"Having a bit of trouble with the car, are we sir? Been sitting here for quite a while from what I hear. Want to tell me what you're up to?"
Douglas almost groaned. This was definitely not the way it was supposed to go. He forced a thin smile, knowing that now was not the time for smart answers.
"Step outside the car now please. Leave your keys where they are."
Douglas did exactly what he said. Where the police are concerned, it makes a great deal of sense not to argue.
So, it came to be, that when Robert Black ambled down the hill and vaulted over the gate into the lane where Douglas's car was ploughed into a ditch, yet again, he saw the man being given a stern talking to by the local policeman.
Ben rushed ahead, barking at the two of them and Robert saw Douglas freeze. He had been gesticulating frantically, as he tried to explain that no, he wasn't intoxicated and yes, it probably was incredibly irresponsible driving, but no, he wasn't trying to kill himself and yes, he was fully clear of the road so 'causing an obstruction' wasn't really all that accurate, was it? Did it really matter if he chose to park a little strangely?
But as soon as Douglas saw Robert's face smiling at him over the shoulder of the local Bobby, his words suddenly stopped working.
"You got something against that ditch, Douglas?"
He shrugged a little, feeling remarkably stupid now he realised how obvious it might be that he had in fact driven for three hours and purposefully re-crashed his car on the off chance that he would bump into this man again.
The policeman looked back at Robert and suddenly things seemed to shift to a less serious state of affairs.
"Know him do you?"
The farmer nodded, eyes still fixed to the antiques dealer who seemed to be shivering and turning faintly blue around the edges.
"I reckon he's a friend of mine."
The policeman nodded and Douglas let out a relieved breath as his rather official-looking notebook snapped shut.
"You make sure he moves this car Mr Black. He can't be sitting out here all day."
By the time the constable returned to his own vehicle, Robert was grinning at him rather infuriatingly.
"Just passing by?"
Douglas hitched his chin a little higher and tried to swallow down his matching smile.
"Happened to be in the area."
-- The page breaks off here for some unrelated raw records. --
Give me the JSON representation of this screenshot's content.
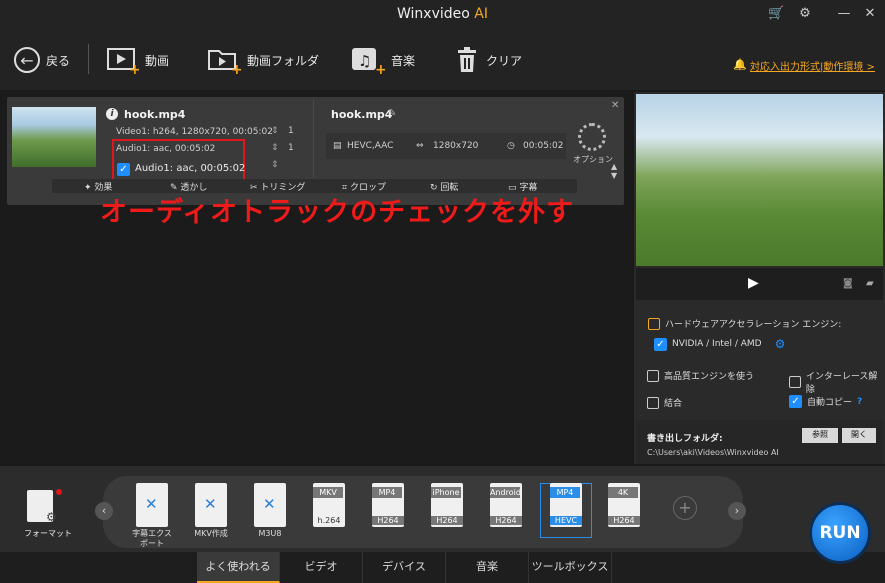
{
  "window": {
    "app_name": "Winxvideo",
    "app_suffix": "AI"
  },
  "toolbar": {
    "back": "戻る",
    "video": "動画",
    "video_folder": "動画フォルダ",
    "music": "音楽",
    "clear": "クリア",
    "link": "対応入出力形式|動作環境 >"
  },
  "file": {
    "name": "hook.mp4",
    "video_line": "Video1: h264, 1280x720, 00:05:02",
    "audio_line_top": "Audio1: aac, 00:05:02",
    "audio_line_checked": "Audio1: aac, 00:05:02",
    "stream_num": "1",
    "out_name": "hook.mp4",
    "out_codec": "HEVC,AAC",
    "out_res": "1280x720",
    "out_dur": "00:05:02",
    "option": "オプション"
  },
  "editbar": {
    "effect": "効果",
    "watermark": "透かし",
    "trim": "トリミング",
    "crop": "クロップ",
    "rotate": "回転",
    "subtitle": "字幕"
  },
  "annotation": "オーディオトラックのチェックを外す",
  "right": {
    "hw_label": "ハードウェアアクセラレーション エンジン:",
    "hw_option": "NVIDIA / Intel / AMD",
    "hq_engine": "高品質エンジンを使う",
    "deinterlace": "インターレース解除",
    "merge": "結合",
    "autocopy": "自動コピー",
    "folder_label": "書き出しフォルダ:",
    "browse": "参照",
    "open": "開く",
    "folder_path": "C:\\Users\\aki\\Videos\\Winxvideo AI"
  },
  "format_label": "フォーマット",
  "formats": [
    {
      "label": "字幕エクス\nポート",
      "tag": "",
      "codec": ""
    },
    {
      "label": "MKV作成",
      "tag": "",
      "codec": ""
    },
    {
      "label": "M3U8",
      "tag": "",
      "codec": ""
    },
    {
      "label": "",
      "tag": "MKV",
      "codec": "h.264"
    },
    {
      "label": "",
      "tag": "MP4",
      "codec": "H264"
    },
    {
      "label": "",
      "tag": "iPhone",
      "codec": "H264"
    },
    {
      "label": "",
      "tag": "Android",
      "codec": "H264"
    },
    {
      "label": "",
      "tag": "MP4",
      "codec": "HEVC"
    },
    {
      "label": "",
      "tag": "4K",
      "codec": "H264"
    }
  ],
  "tabs": [
    "よく使われる",
    "ビデオ",
    "デバイス",
    "音楽",
    "ツールボックス"
  ],
  "run": "RUN",
  "colors": {
    "accent": "#f5a623",
    "annotation_red": "#ef1a1a",
    "check_blue": "#1f8fff"
  }
}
And so it came to be that Douglas Stanton's Great Aunt's teacup led him towards the kind of life he'd always wanted, in every single way.
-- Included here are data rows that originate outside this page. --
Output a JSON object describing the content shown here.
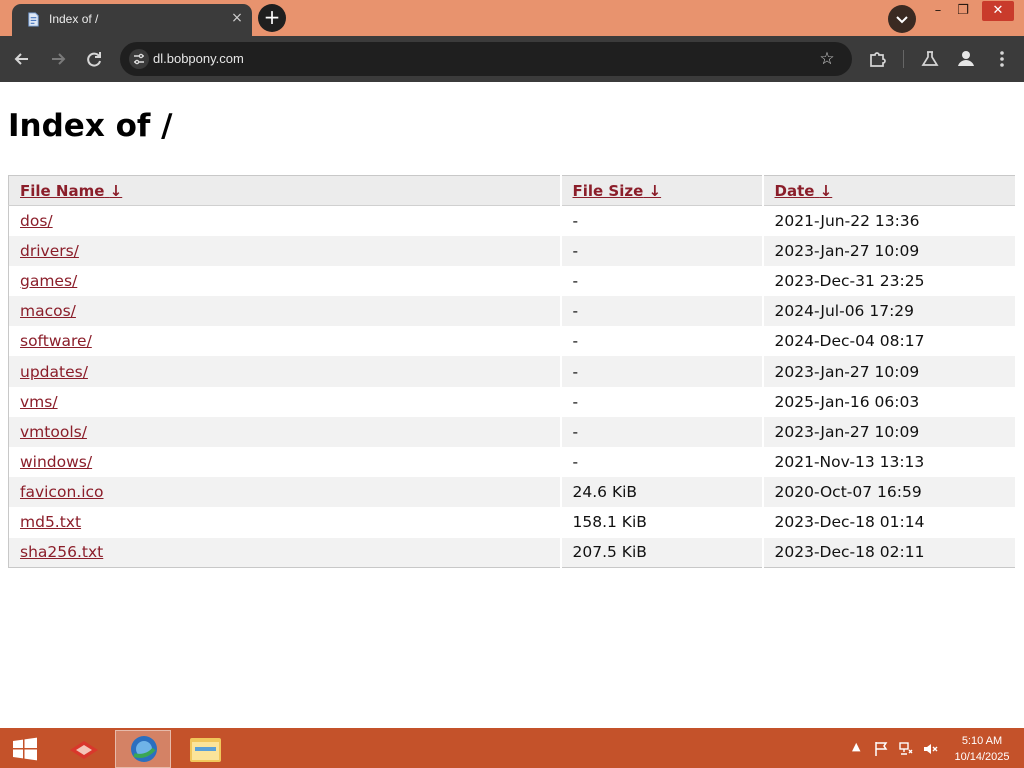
{
  "browser": {
    "tab_title": "Index of /",
    "new_tab_label": "+",
    "tab_close": "×",
    "url": "dl.bobpony.com",
    "window_controls": {
      "minimize": "–",
      "restore": "❐",
      "close": "✕"
    }
  },
  "page": {
    "heading": "Index of /",
    "columns": [
      {
        "label": "File Name",
        "sort": "↓"
      },
      {
        "label": "File Size",
        "sort": "↓"
      },
      {
        "label": "Date",
        "sort": "↓"
      }
    ],
    "rows": [
      {
        "name": "dos/",
        "size": "-",
        "date": "2021-Jun-22 13:36"
      },
      {
        "name": "drivers/",
        "size": "-",
        "date": "2023-Jan-27 10:09"
      },
      {
        "name": "games/",
        "size": "-",
        "date": "2023-Dec-31 23:25"
      },
      {
        "name": "macos/",
        "size": "-",
        "date": "2024-Jul-06 17:29"
      },
      {
        "name": "software/",
        "size": "-",
        "date": "2024-Dec-04 08:17"
      },
      {
        "name": "updates/",
        "size": "-",
        "date": "2023-Jan-27 10:09"
      },
      {
        "name": "vms/",
        "size": "-",
        "date": "2025-Jan-16 06:03"
      },
      {
        "name": "vmtools/",
        "size": "-",
        "date": "2023-Jan-27 10:09"
      },
      {
        "name": "windows/",
        "size": "-",
        "date": "2021-Nov-13 13:13"
      },
      {
        "name": "favicon.ico",
        "size": "24.6 KiB",
        "date": "2020-Oct-07 16:59"
      },
      {
        "name": "md5.txt",
        "size": "158.1 KiB",
        "date": "2023-Dec-18 01:14"
      },
      {
        "name": "sha256.txt",
        "size": "207.5 KiB",
        "date": "2023-Dec-18 02:11"
      }
    ]
  },
  "taskbar": {
    "time": "5:10 AM",
    "date": "10/14/2025",
    "tray_chevron": "▲"
  },
  "colors": {
    "titlebar": "#e8936e",
    "toolbar": "#3b3b3b",
    "link": "#8b1e2a",
    "taskbar": "#c4522a"
  }
}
It wasn't that from the point of the teacup breaking, the events in his life ceased to be significant, it was more that the major ones were dealt with. Ben, the ever obedient collie-cross, took on responsibility for Douglas's fate as well as Robert's, as soon as he realised that his master had no plans to ever let him go.
Ben had reached that realisation approximately thirty minutes after the pair left Douglas's car stranded in the ditch. It all became very clear to him on the way home to fetch a tow rope. His master's attempt to show the stranger the view across one of the fields from the top of a stile, turned into a kiss that was a little too breathless, really, for such an exposed situation at such a very early hour in the morning, in his humble, canine opinion.
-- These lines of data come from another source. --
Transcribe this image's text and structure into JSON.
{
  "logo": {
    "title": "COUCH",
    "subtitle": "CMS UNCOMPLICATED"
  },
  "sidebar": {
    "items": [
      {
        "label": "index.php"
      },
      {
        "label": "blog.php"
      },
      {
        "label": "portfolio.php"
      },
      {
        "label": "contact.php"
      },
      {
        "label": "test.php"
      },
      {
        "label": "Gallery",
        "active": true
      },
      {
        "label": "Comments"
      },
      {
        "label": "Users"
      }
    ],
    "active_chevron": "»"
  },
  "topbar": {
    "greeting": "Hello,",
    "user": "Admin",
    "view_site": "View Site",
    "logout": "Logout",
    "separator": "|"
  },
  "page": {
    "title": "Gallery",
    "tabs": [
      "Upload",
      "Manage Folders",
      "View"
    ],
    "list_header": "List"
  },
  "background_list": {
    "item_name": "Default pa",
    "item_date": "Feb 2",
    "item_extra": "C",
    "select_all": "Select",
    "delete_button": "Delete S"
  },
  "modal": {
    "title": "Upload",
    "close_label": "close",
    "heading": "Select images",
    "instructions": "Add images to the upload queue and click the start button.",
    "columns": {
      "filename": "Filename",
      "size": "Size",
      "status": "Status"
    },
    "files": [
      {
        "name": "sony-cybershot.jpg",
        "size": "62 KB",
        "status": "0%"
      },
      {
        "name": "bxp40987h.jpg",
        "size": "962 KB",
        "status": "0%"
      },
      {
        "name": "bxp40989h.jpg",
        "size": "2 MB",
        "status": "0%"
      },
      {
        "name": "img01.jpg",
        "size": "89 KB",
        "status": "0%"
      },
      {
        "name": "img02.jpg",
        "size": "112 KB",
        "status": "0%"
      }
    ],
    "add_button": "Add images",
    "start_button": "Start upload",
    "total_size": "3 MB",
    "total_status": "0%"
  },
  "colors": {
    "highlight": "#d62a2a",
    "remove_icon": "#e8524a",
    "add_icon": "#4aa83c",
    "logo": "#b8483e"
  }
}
Douglas Stanton disagreed entirely, and as Robert Black seemed to be having a little trouble removing his tongue from his mouth and his hands from his back and chest, he rather liked to think the disagreement with Ben was mutual. It was exactly the right kind of kiss after a total of nine hours driving, two car crashes, blue hands, a broken toe and a thoroughly mangled tea set.
Of course, it took the pair of them a great deal longer than that to reach the conclusion that those sparks between them signalled the start of a rather more permanent relationship.
Collies (even half-collies) are very bright you see, and dogs and teacups always know a lot more about what's going on that humans ever do, which turned out to be a very beneficial thing indeed for Douglas Stanton and Robert Black.
Great Aunt Sylvia's pink lustre teacup sits, glued together, in the centre of the highest shelf of the bookcase in their lounge, and if you're lucky, they might tell you everything they know about wise china.
Douglas likes to think he's something of an expert on the subject.